After working the same job for four years, Sewa returned home at the insistence of her sons. Shortly thereafter, she learned about the e-rickshaw (battery-operated three-wheelers) training being offered to returnee women migrant workers under UN Women’s Advancing Women’s Economic Empowerment Programme, funded by the Government of Finland. She immediately signed up.

“Due to my low social and financial status, I had always only faced humiliation and dissent,” she says. “But here was an opportunity knocking right on my door.”

Along with driving skills training, the programme has provided participants with information on gender equality and social inclusion. In August 2018, she completed her training and obtained her rickshaw license.

“In the beginning, people would often comment that I was too old for the job,” she says. “Even younger women e-rickshaw drivers weren’t safe from snide remarks. Some locals wondered why women had to work so hard when they would eventually have to get married.”

“But I didn’t let that get to me,” says Sewa, and neither did the other women drivers. “The training gave us enough confidence to tackle such situations and persevere.”

Now, although change is still needed, she says the locals have become more accepting of women drivers, some even encouraging.

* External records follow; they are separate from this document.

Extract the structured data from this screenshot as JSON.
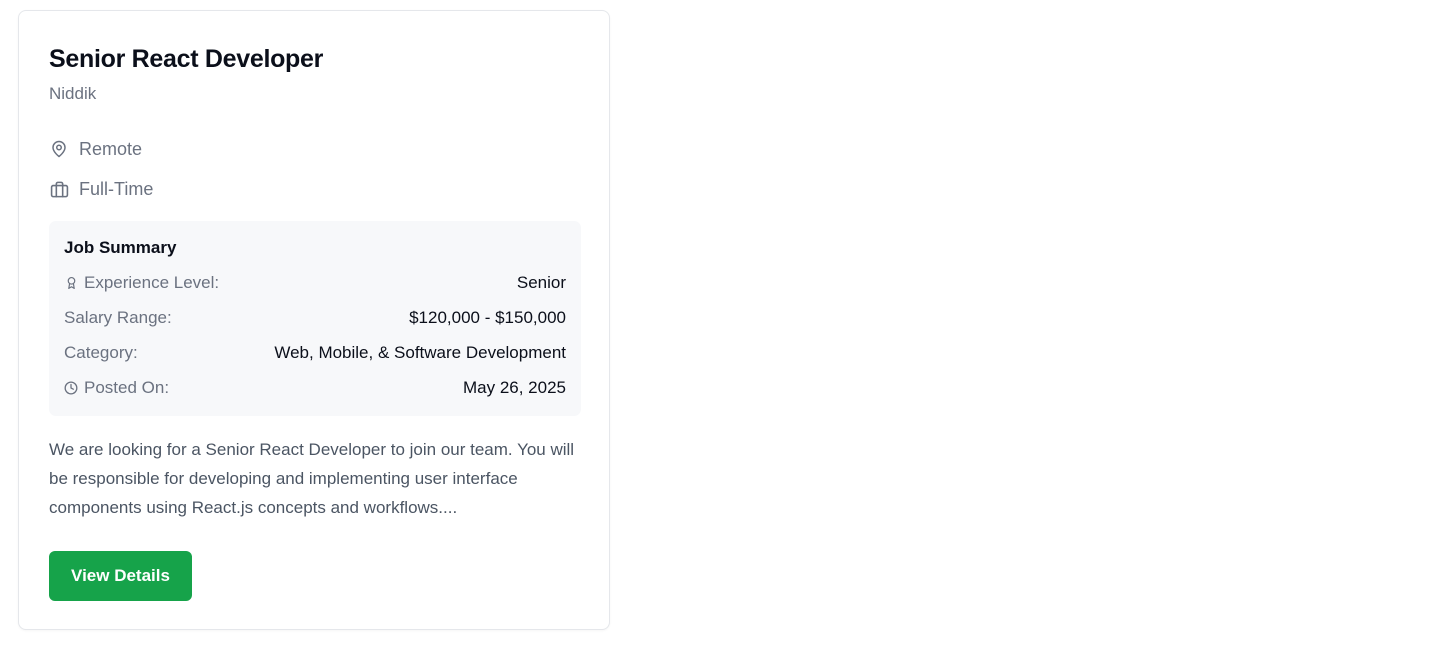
{
  "job": {
    "title": "Senior React Developer",
    "company": "Niddik",
    "location": "Remote",
    "employment_type": "Full-Time",
    "icons": {
      "location": "map-pin-icon",
      "employment_type": "briefcase-icon"
    }
  },
  "summary": {
    "heading": "Job Summary",
    "rows": [
      {
        "label": "Experience Level:",
        "value": "Senior",
        "icon": "award-icon"
      },
      {
        "label": "Salary Range:",
        "value": "$120,000 - $150,000",
        "icon": ""
      },
      {
        "label": "Category:",
        "value": "Web, Mobile, & Software Development",
        "icon": ""
      },
      {
        "label": "Posted On:",
        "value": "May 26, 2025",
        "icon": "clock-icon"
      }
    ]
  },
  "description": "We are looking for a Senior React Developer to join our team. You will be responsible for developing and implementing user interface components using React.js concepts and workflows....",
  "actions": {
    "view_details_label": "View Details"
  },
  "colors": {
    "accent": "#16a34a",
    "title_text": "#0b0f1a",
    "muted_text": "#6b7280",
    "summary_bg": "#f7f8fa",
    "card_border": "#e5e7eb"
  }
}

“The e-rickshaw project is innovative, as it has helped returnee women migrant workers reintegrate in society by providing them with employment and income opportunities in a non-stereotypical, non-traditional occupation,” explains Mio Yokota, Head of the Women’s Economic Empowerment Unit in UN Women Nepal. “Women e-rickshaw drivers also become agents of change in their communities, demonstrating themselves as role models. This will pave a path for more women to defy societal stereotypes.”

Today, Sewa heads a large family, comprised of her mother, two sons, two stepdaughters and her five grandchildren, who look to her as a role model.

“Today, I feel proud as a mother when people come and share good things about Hira and what she has been doing,” says Sewa’s mother, who raised her daughter’s children while she was away forging her path to independence, and now raises her grandchildren.

Sewa says driving an e-rickshaw has opened doors to many opportunities for her and her family. “Even though I did not receive an education myself, I am at least able to send my stepdaughters to good schools with my income, which will help them build a successful career. I am also saving to finance a vehicle for my sons, so that they can also set up their own small business,” she says.

Notes

[1] Progress of the World's Women Annex 7 2017